Locally, more than 50 national innovation challenges have been issued this year, including the Trade and Connectivity Challenge, which calls for solutions to drive partnerships in sectors like logistics, trade and land mobility.

Mr Ong said: "We are sensing that a lot more start-ups are sort of getting into the groove to participate in these things, which is good because they compete with other start-ups and they get to see, 'Hey, wow, the same problem statement; they've got very interesting solutions that I didn't think of'."

He noted that this year, some corporates committed to paid trials for solutions by start-ups, which is not often the case.

"As a corporate, once you've tasted good ideas or good solutions to pressing problems that you have, why not (continue to partner with start-ups)?" he said.

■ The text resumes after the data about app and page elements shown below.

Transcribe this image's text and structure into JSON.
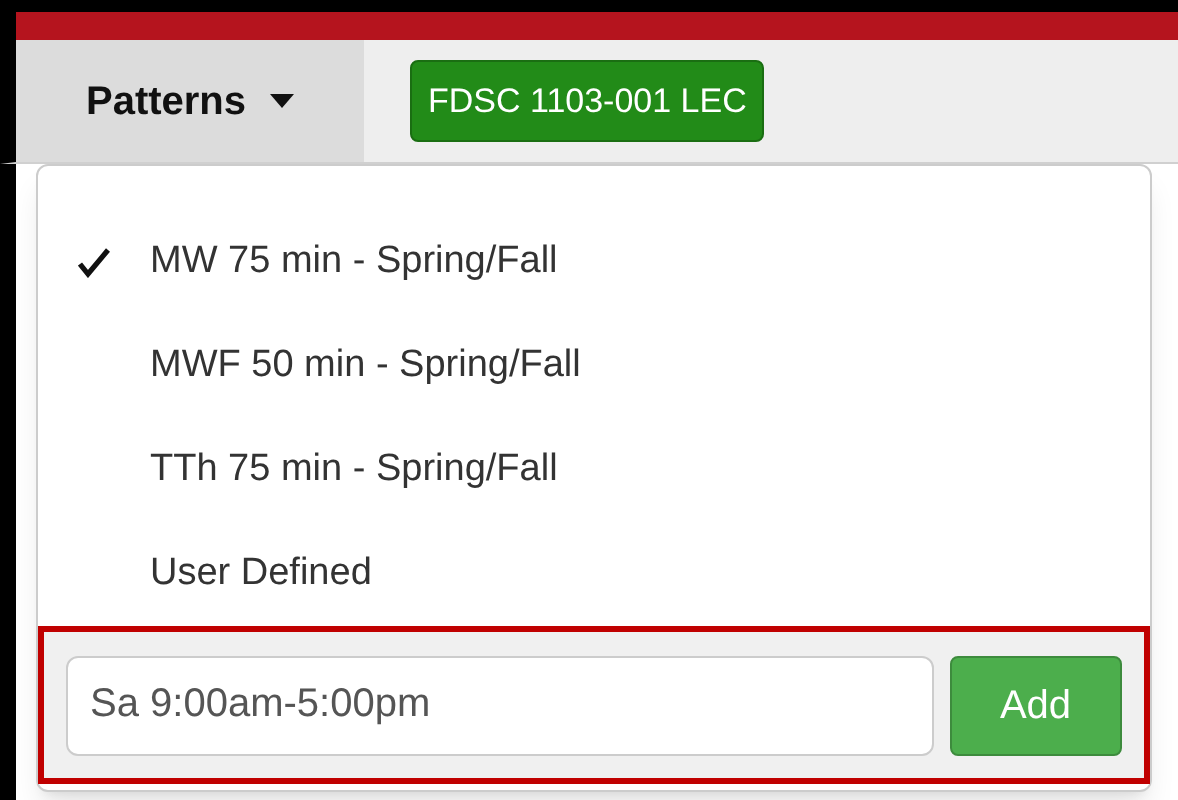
{
  "toolbar": {
    "menu_button": "Patterns",
    "course_badge": "FDSC 1103-001 LEC"
  },
  "dropdown": {
    "items": [
      {
        "label": "MW 75 min - Spring/Fall",
        "selected": true
      },
      {
        "label": "MWF 50 min - Spring/Fall",
        "selected": false
      },
      {
        "label": "TTh 75 min - Spring/Fall",
        "selected": false
      },
      {
        "label": "User Defined",
        "selected": false
      }
    ],
    "custom_pattern": {
      "value": "Sa 9:00am-5:00pm",
      "button": "Add"
    }
  }
}
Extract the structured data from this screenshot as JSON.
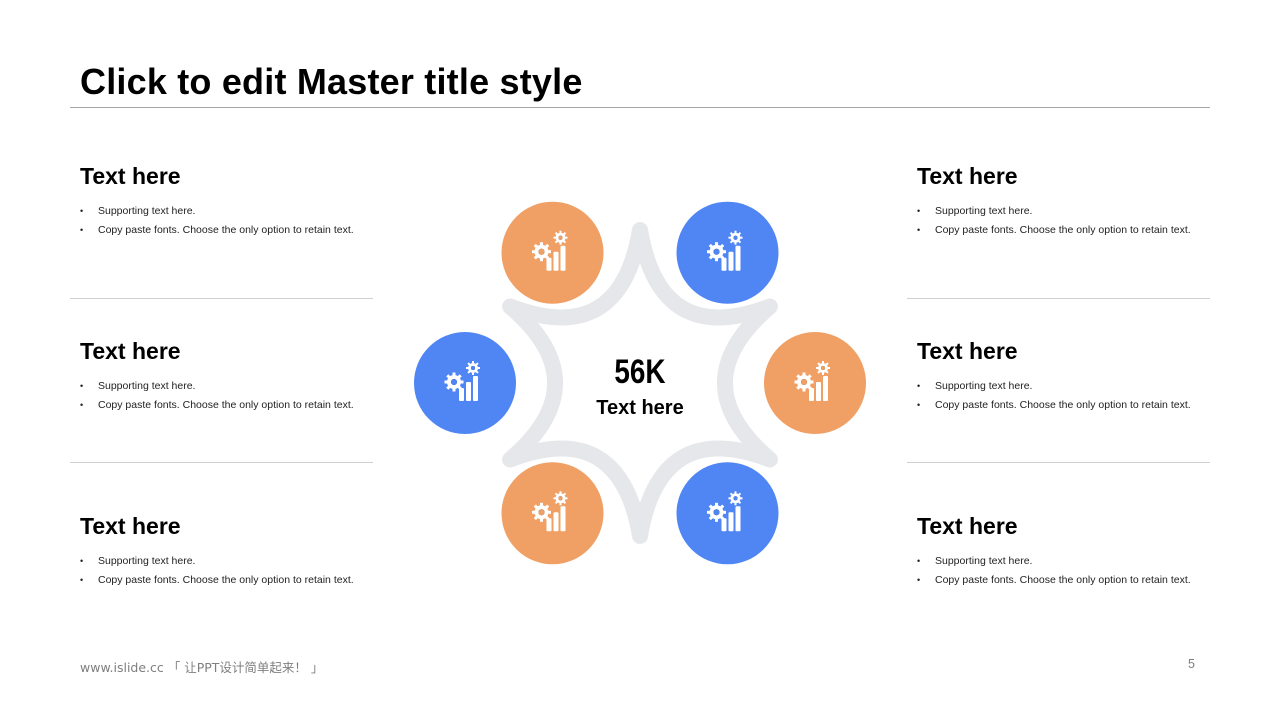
{
  "slide": {
    "title": "Click to edit Master title style",
    "footer": "www.islide.cc 「 让PPT设计简单起来！ 」",
    "page_number": "5"
  },
  "center": {
    "value": "56K",
    "label": "Text here"
  },
  "colors": {
    "orange": "#f0a064",
    "blue": "#4f86f4",
    "ring": "#e6e7ea"
  },
  "icons": {
    "node_icon": "gear-bar-chart-icon"
  },
  "blocks": [
    {
      "heading": "Text here",
      "bullets": [
        "Supporting text here.",
        "Copy paste fonts.  Choose the only  option to retain text."
      ]
    },
    {
      "heading": "Text here",
      "bullets": [
        "Supporting text here.",
        "Copy paste fonts.  Choose the only  option to retain text."
      ]
    },
    {
      "heading": "Text here",
      "bullets": [
        "Supporting text here.",
        "Copy paste fonts.  Choose the only  option to retain text."
      ]
    },
    {
      "heading": "Text here",
      "bullets": [
        "Supporting text here.",
        "Copy paste fonts.  Choose the only  option to retain text."
      ]
    },
    {
      "heading": "Text here",
      "bullets": [
        "Supporting text here.",
        "Copy paste fonts.  Choose the only  option to retain text."
      ]
    },
    {
      "heading": "Text here",
      "bullets": [
        "Supporting text here.",
        "Copy paste fonts.  Choose the only  option to retain text."
      ]
    }
  ]
}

"In one fell swoop, you see so many proposals, while on your own, if you indeed have a research and development team, you see one. But here, you see so many."